NGP made the mistake of coming to see what I was doing. Hee hee. Quick as a flash I pounced! Would he mind chainsawing a few other trees down for me, as well as the ex-Christmas tree? I pointed to three Pseudopanax (which will resprout) and a Pittoporum (ditto).
Cleaning Up the Trees
Too easy! But it's taken me all day to tidy up the tree mess. Actually, the maths graph would be rather odd : the idea takes half a minute. The chainsawing takes maybe twenty. The lopping, clearing, stacking of firewood logs takes five hours. The trimmings are in piles, but still not burnt. That's another full day. Hmm...
- Canary Bird Rose :
- Canary Bird is an early spring rose - the prettiest lemon yellow flowers, and green ferny foliage.

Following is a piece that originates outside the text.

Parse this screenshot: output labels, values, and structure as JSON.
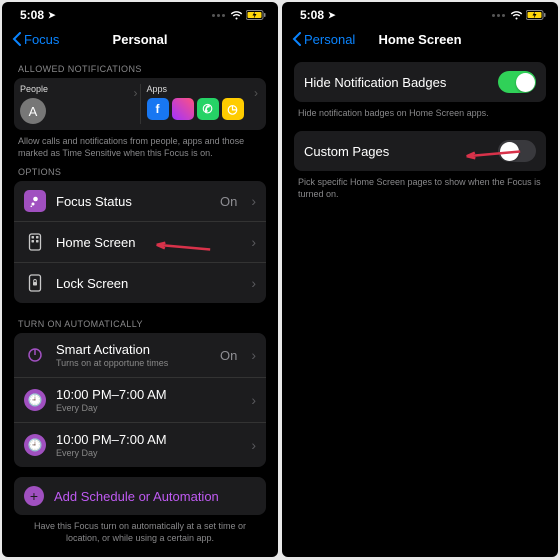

Now this sunny corner has clear skies, and more room for the ornamental tree (a Golden Elm) and the large Cordyline. Tomorrow it's going to get a Canary Bird rose. And I have enough clear space to plant the rest of the Agapanthus.
Monday 6th June
I've spent the whole afternoon working in the 'sunny corner' cleared out yesterday. It has been crisply sunny, too. Two more clumps of Agapanthus have been divided and planted, and that part of the garden is now complete. It looks wonderful.
Clematis montana in flower
Over the fence by the Pseudopanax (them that were trees and will now hopefully be shrubs) is my next focus. Already I've planted the Canary Bird rose and spread out six barrow loads of horse manure and soil. The idea is to work my way down the driveway towards the house, rationalising, pruning, digging, and so on. There's a lot of leaf fall, and I reckon that covering it up with soil and horse manure should really enrich this garden.
I've seen several odd plantings which need to be shifted - a clump of non-flowering Crocosmias (hopefully the bright red Lucifer variety), a Dublin Bay rose (poor thing), a struggling Jester Phormium, to name three. And I've caught the naughty Clematis montana, on the move - it's already smothering every shrub and blossom tree within reach with its green vine tentacles. Thug! But do I ignore it until after flowering time next spring? Big softie, am I?